The most recently invented alternative photo process is gumoil printing. The late Karl Koenig developed it in the 1990s. It involves hand painting a gum arabic/sensitizer solution onto a cotton rag paper and exposing it with a positive transparency. After a water wash, a negative gum impression remains on the paper. Next, oil paint is applied and then slowly rubbed back off, rendering a photographic image. Bleaching and recoating with a second color can further enhance it. It is a very labor-intensive and unpredictable process, but the reward is a very painterly image with a rich polychrome oil color.
“I love the challenge of this process. When you get it right and the image is emerging from the oil paint, clearer and clearer the more you rub it, it feels magical.

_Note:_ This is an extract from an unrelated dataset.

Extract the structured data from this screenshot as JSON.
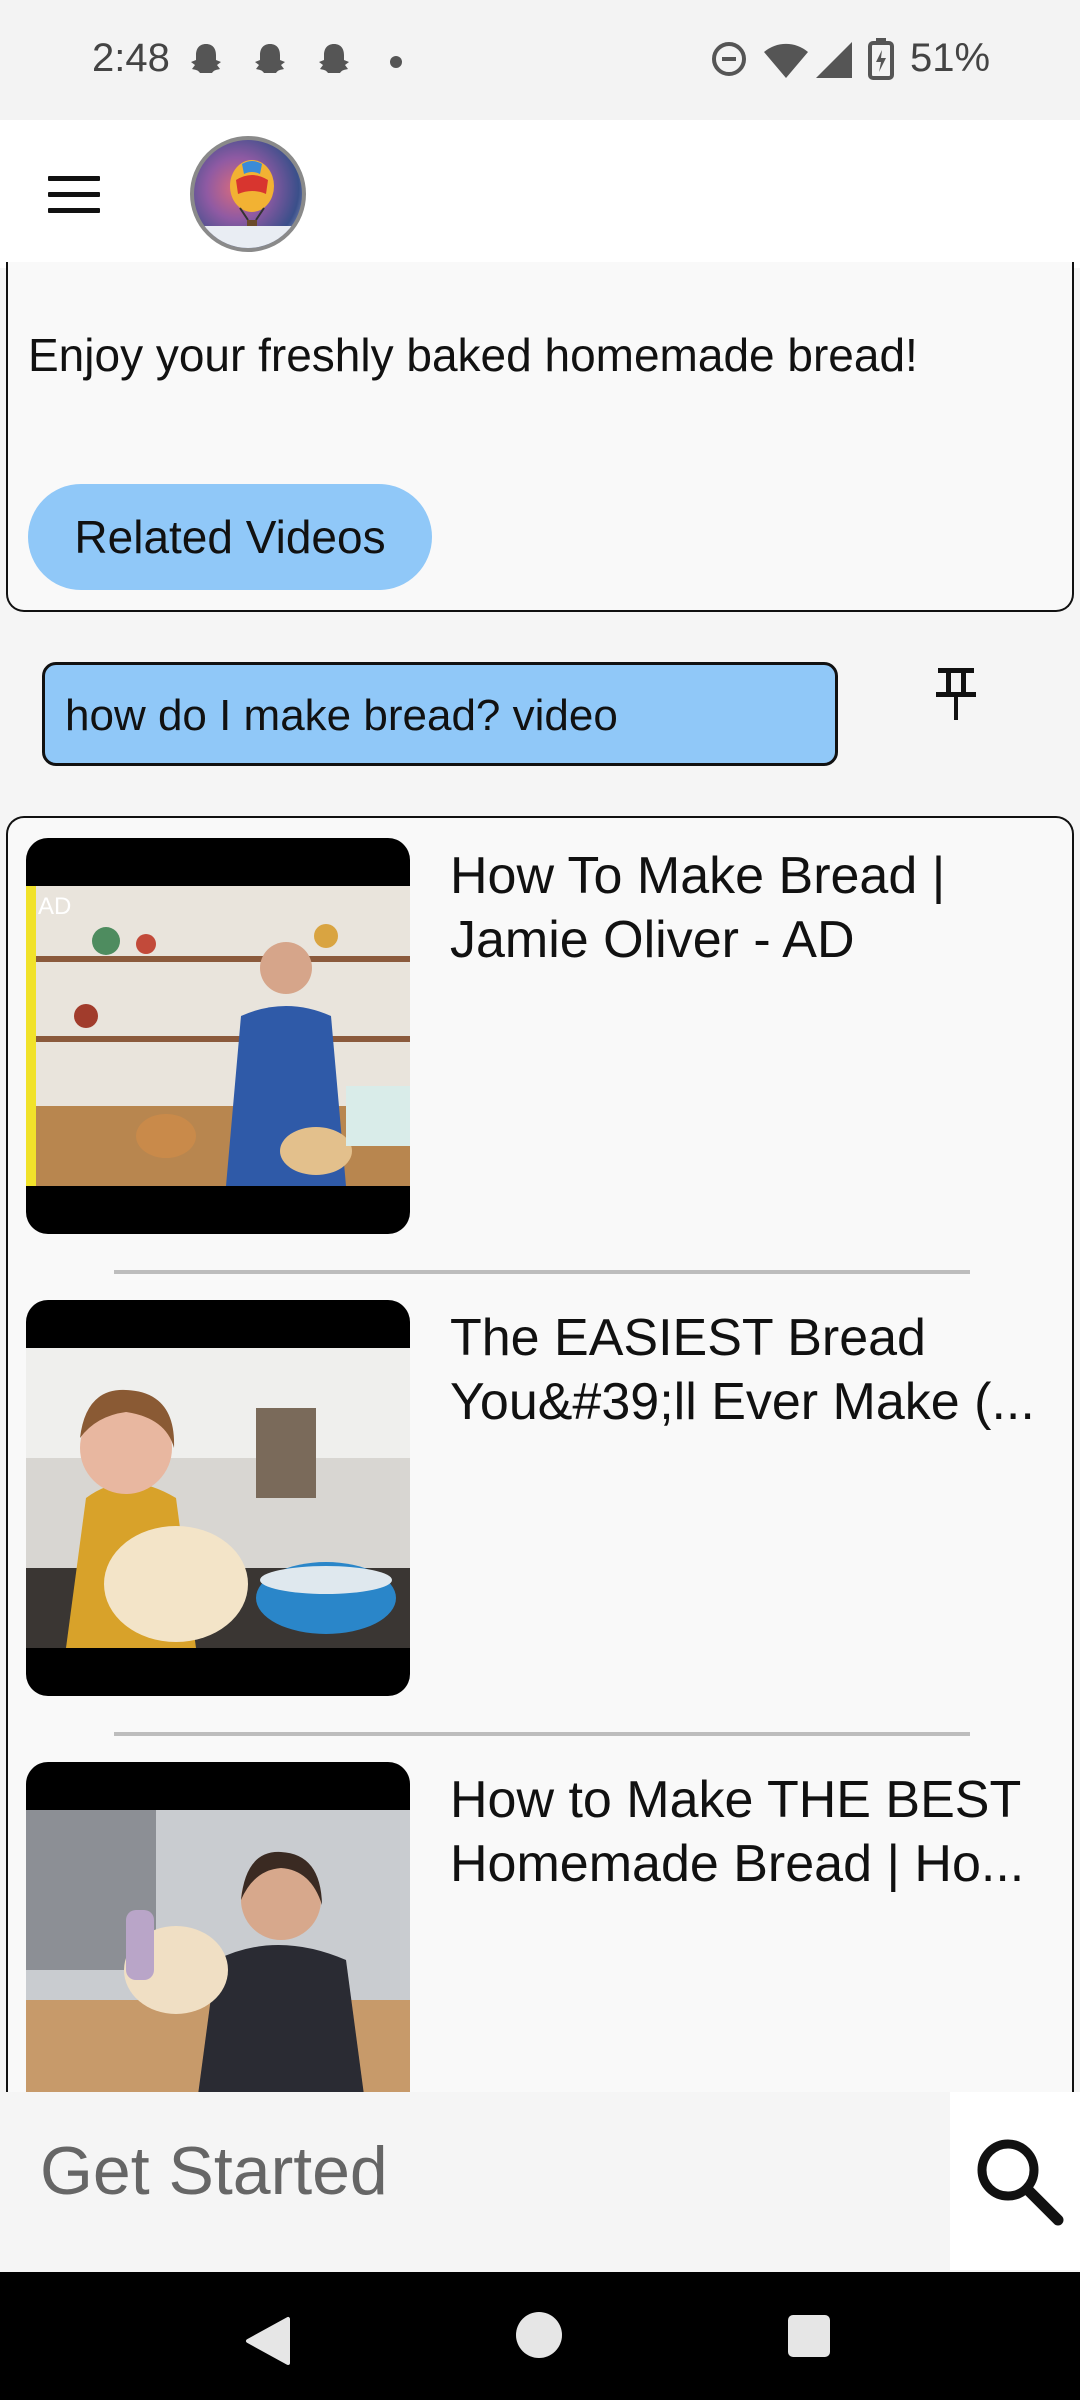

There are a lot of surprises and corrections that can be done with this process. It’s great if you like to experiment with prints because there are so many stages in making the print, each one changing the look completely. Let’s just say I don’t get very many finished prints when I delve into printing gumoils, but when I do the result is very satisfying and unique.”
Cyanotype, also known as blueprint, is considered among the easiest of all the historical methods. Dating from 1842, this process is still practiced due to its easy water development process and because of the classic Prussian blue color. Blueprint paper is often sold in toy stores for kids to make photograms, the process of laying objects on the paper and exposing it in the sun.
“I’ve always loved making cyanotype photograms, and I became fascinated with the effect of glass on cyanotype exposed to the sun. The complexity and 3D quality of the shadow floored me the first time I saw it. I started experimenting with coating the paper myself and doing multiple prints of all the interesting glass objects I could find. The result is my Blue Alembic series.”